Jamshedpur, Jan. 5: He can well be called the Ramakant Achrekar of Jharkhand.
And, like every cricket coach worth his net practice, it is his dream to nurture a Sachin Tendulkar.
Meet Victor Joseph (56), the longest serving coach of the state colt outfit.
Currently, he’s mentoring his boys for the Under-19 Cooch Behar Trophy, an important talent-hunting fixture of the Board of Control for Cricket in India (BCCI).
Victor, a former Bihar Ranji opener, has not looked back since Jharkhand State Cricket Association handed him the reins of the Under-19 outfit in the 2004-05 season. And he delivered results, mostly with his out-of-the-box decisions in crucial matches.

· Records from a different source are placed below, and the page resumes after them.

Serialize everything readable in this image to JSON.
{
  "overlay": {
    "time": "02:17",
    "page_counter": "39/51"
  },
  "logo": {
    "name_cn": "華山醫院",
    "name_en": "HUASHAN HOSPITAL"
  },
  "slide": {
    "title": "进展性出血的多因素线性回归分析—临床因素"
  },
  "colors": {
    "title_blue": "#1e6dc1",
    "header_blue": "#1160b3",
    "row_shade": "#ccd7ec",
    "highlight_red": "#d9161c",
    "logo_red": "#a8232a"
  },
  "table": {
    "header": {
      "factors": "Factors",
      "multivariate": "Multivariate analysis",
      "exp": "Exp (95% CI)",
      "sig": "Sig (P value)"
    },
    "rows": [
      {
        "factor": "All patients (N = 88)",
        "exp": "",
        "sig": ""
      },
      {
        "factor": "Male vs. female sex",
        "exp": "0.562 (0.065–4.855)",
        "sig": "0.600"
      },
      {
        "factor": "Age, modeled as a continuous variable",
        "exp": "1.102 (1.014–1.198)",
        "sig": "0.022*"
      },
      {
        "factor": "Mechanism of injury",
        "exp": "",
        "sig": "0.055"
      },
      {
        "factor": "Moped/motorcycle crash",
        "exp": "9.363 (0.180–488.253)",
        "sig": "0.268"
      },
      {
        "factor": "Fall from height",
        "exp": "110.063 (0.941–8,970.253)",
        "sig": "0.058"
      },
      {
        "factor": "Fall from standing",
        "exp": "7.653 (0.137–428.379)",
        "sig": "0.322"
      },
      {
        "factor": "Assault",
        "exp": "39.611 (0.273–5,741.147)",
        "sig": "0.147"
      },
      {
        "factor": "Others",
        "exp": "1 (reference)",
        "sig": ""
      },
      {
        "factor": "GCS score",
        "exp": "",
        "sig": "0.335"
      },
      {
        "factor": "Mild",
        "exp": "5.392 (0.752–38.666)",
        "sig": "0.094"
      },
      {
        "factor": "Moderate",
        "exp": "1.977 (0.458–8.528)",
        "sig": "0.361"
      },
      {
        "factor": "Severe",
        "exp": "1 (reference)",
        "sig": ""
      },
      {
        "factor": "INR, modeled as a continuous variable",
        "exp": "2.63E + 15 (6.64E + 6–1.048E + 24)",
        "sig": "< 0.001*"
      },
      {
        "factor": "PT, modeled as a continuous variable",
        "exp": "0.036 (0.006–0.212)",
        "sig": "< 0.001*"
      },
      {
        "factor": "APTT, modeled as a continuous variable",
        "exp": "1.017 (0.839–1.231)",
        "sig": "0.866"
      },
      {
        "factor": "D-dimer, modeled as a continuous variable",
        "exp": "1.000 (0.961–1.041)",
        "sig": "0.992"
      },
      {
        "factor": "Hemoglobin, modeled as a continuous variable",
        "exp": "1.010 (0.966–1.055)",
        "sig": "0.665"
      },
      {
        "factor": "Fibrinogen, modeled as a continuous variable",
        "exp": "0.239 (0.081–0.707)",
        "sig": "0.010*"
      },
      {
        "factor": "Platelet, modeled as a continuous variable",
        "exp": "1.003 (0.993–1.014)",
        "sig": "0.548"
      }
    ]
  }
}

Victor, also an employee of Tata Motors, started showing results just two years after taking charge. Jharkhand emerged runners-up in the Plate Group (read lower tier) in 2008-09 calender and qualified for the Elite Group. The state finished third in the Elite Group last year and is playing the quarter-final this season.
In fact, stories of Victor’s bold decisions are legion. And they have mostly helped the cause of Jharkhand’s cricket.
For instance, Ishank Jaggi hammered a blistering 128 off 78 balls after being promoted to open the innings in a one-day tie versus Delhi two years ago. Babul Kumar did a similar act against Bengal in a league fixture earlier last year.
Coaches generally adopt a conservative line of thought. But Victor begs to differ. Gambling with the batting order and introducing non-regular bowlers in matches is his USP. But his seemingly off-the-cuff decisions are actually based on careful assessment of his boys. “I make changes when something inside me tells that the decision will click,” Victor told The Telegraph in a free-wheeling conversation.
He said he started with “bold” decisions when he trained the Jharkhand Under-16 squad. “Once, I sent skipper Ashad Iqbal to bat at number 3. The youngster, who batted at number 7, was taken aback. But he came up with a fine 122 against Assam,” he said.
Victor’s decision to take Kaushal Kumar Singh in an Under-19 match against Himachal Pradesh two years ago also paid rich dividends. “Kaushal was a stand-by in the Under-16 side. I pulled him into my side. The leggie picked up six wickets,” he said.
Victor wishes to continue in the same vein if allowed to coach. “I just tell a particular player to pad up and open the innings or ask a tail-ender to bat up the order. I’m happy my wards have never argued. They are talented, courageous and accept my decisions sportingly,” he said, adding he was sure that some would play for India’s U-19 side.
“I also thank the JSCA for reposing its confidence in me,” Victor smiled. “That’s important for a coach.”